"Time Lord," he growls. The Doctor smiles.
"Hello," he says. "Quite the operation you've got going on here, there must be, what, six of you? Seven?"
"Eight," the wolf corrects, handing the boy over to his father. "Three werewolves, five humans. Not as many as some groups farther south."
Eight, the Doctor thinks, and winces. He has waited too long, if they can only manage a pack of eight.
"How have you survived?" he asks. "You can't have moved around much, what with your son."
"James," the wolf snaps. "His name is James. And we haven't had to move at all." He strokes his son's hair. "Allison let us move in when everything started – well, started. The place is protected from seven degrees of supernatural bullshit. Not even Sherlock Holmes could have come up with a way to penetrate this fortress."
The Doctor glances back downstairs. "And yet you have half your pack up playing guard," he muses. The boy's father growls.
"Safe doesn't mean stupid, Time Lord," he says. "Even Argent admitted his hideaway wasn't completely foolproof."
The Doctor smiles. "No," he agrees, "I suppose not." Then he runs a hand through his hair. "You know why I'm here."
The wolf nods. "It's crossed our minds," he says. "I don't suppose there's any point in saying you're wrong."
"I'm sorry," the Doctor says. The wolf scowls.
"No you aren't," he says, and his mate's arms tighten around their son. The boy shifts, looking for comfort, but he doesn't wake; he's obviously become use to sleeping in his parents' arms. "You say that. I imagine you say it a lot. But after a few decades of watching people die, of sacrificing the few to save everyone else – you don't even know what sorry is anymore."
And truth be told, there's something to that.
"I never wanted it to end like this," the Doctor tries again, and this time the wolf lets him go. He steps back, wraps an arm around his son and his mate, rests his forehead against the side of his head and watches his son sleep.
"It doesn't matter," he says, and his voice is hollow as he reaches out, stroking his son's hair. "It has to end your way, or not at all. Doesn't it."

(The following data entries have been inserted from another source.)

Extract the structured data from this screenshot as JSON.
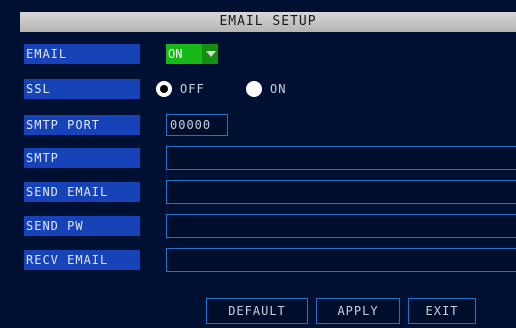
{
  "title": "EMAIL SETUP",
  "email": {
    "label": "EMAIL",
    "value": "ON"
  },
  "ssl": {
    "label": "SSL",
    "options": [
      "OFF",
      "ON"
    ],
    "selected": "OFF"
  },
  "smtp_port": {
    "label": "SMTP PORT",
    "value": "00000"
  },
  "smtp": {
    "label": "SMTP",
    "value": ""
  },
  "send_email": {
    "label": "SEND EMAIL",
    "value": ""
  },
  "send_pw": {
    "label": "SEND PW",
    "value": ""
  },
  "recv_email": {
    "label": "RECV EMAIL",
    "value": ""
  },
  "buttons": {
    "default": "DEFAULT",
    "apply": "APPLY",
    "exit": "EXIT"
  },
  "colors": {
    "background": "#001033",
    "label_bg": "#1644b8",
    "accent_on": "#18b818",
    "field_border": "#1d74c8"
  }
}
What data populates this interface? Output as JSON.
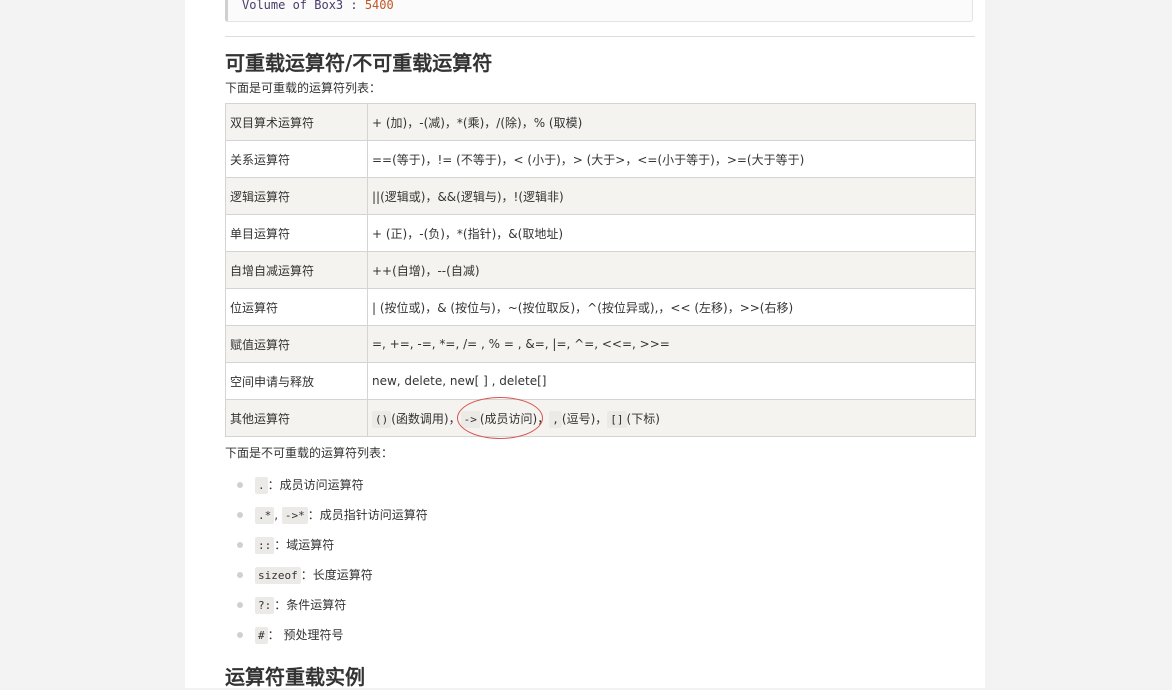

It's a rhetorical statement, but the Doctor's never been one for rhetorical statements.
"Yes," he says. "It does."
The boy shifts again, blinking awake, and looks up at his parents.
"Alpha Daddy," he murmurs. "This is Very Upsetting?"
His father swallows; the Doctor can see his Adam's apple bobbing up and down. "Yeah, kid," he says. "Go back to sleep."
The boy glances at the wolf, and curls closer to his father. "Alpha Daddy, why is Papa crying?"
The Doctor places one hand on his head, and this time no one stops him.
When Merlin sleeps, he dreams.
He dreams of laughing wolves and dancing fire, and of watching quick fingers slip colorful boxes in strange metal wheelbarrows. He dreams of affectionate growling and being swung so high and fast that he almost feels like he's flying, and of sad eyes and blue boxes that are too loud and wake him up and take him away from his pack, and large hands that ruffle his hair and make him forget.
He used to wake up weeping after those nights. But he's almost thirteen now, tall and wiry, and he knows that crying out will only cause problems for his mother, so when he feels himself start to cry he bites his tongue until he can almost taste blood.
Then he rolls over, and buries his face in the hard brick of his pillow, breathing in the smells of old ash and straw and wood, feeling the coarse cloth of the blanket over his neck and the shallow warmth of the dying fire at his feet, and tries to remember that this place is his home, and that he's safe here, with his mother and with the people of the village.
Two and a half millennium and thousands of miles away, Stiles Stilinski leans his head into Derek's shoulder as they open their eyes to a life returned to normal, and try to pretend that their world hasn't come crashing to a sudden, violent end.